Website and app data records:

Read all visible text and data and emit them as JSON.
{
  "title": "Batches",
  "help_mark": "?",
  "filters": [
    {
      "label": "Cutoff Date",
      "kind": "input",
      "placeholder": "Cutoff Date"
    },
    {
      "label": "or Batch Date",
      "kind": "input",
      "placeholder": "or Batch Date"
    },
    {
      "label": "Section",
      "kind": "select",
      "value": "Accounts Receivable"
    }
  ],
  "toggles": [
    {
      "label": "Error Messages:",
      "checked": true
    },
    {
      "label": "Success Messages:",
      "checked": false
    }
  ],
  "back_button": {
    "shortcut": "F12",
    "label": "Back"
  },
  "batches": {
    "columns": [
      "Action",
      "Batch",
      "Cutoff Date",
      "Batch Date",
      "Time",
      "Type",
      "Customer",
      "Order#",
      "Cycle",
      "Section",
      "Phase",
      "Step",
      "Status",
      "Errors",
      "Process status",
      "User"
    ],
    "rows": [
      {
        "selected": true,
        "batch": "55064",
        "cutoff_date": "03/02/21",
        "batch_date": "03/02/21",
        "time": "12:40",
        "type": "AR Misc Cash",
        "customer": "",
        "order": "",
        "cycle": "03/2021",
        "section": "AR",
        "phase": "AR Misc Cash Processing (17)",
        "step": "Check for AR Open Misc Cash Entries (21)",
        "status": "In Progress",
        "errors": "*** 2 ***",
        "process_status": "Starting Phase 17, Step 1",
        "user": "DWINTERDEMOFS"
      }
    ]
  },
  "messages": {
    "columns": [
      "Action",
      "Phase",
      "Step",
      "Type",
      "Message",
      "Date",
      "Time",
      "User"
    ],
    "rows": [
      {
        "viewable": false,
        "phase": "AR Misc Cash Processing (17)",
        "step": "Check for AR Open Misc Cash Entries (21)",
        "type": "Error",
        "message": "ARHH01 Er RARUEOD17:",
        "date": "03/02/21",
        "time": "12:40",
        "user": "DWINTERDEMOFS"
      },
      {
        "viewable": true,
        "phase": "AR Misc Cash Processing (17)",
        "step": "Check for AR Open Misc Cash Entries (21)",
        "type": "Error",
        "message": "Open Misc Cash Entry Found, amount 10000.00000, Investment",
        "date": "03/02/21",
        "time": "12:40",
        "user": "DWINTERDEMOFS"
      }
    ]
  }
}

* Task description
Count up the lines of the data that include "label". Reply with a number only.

* Response to this exercise
6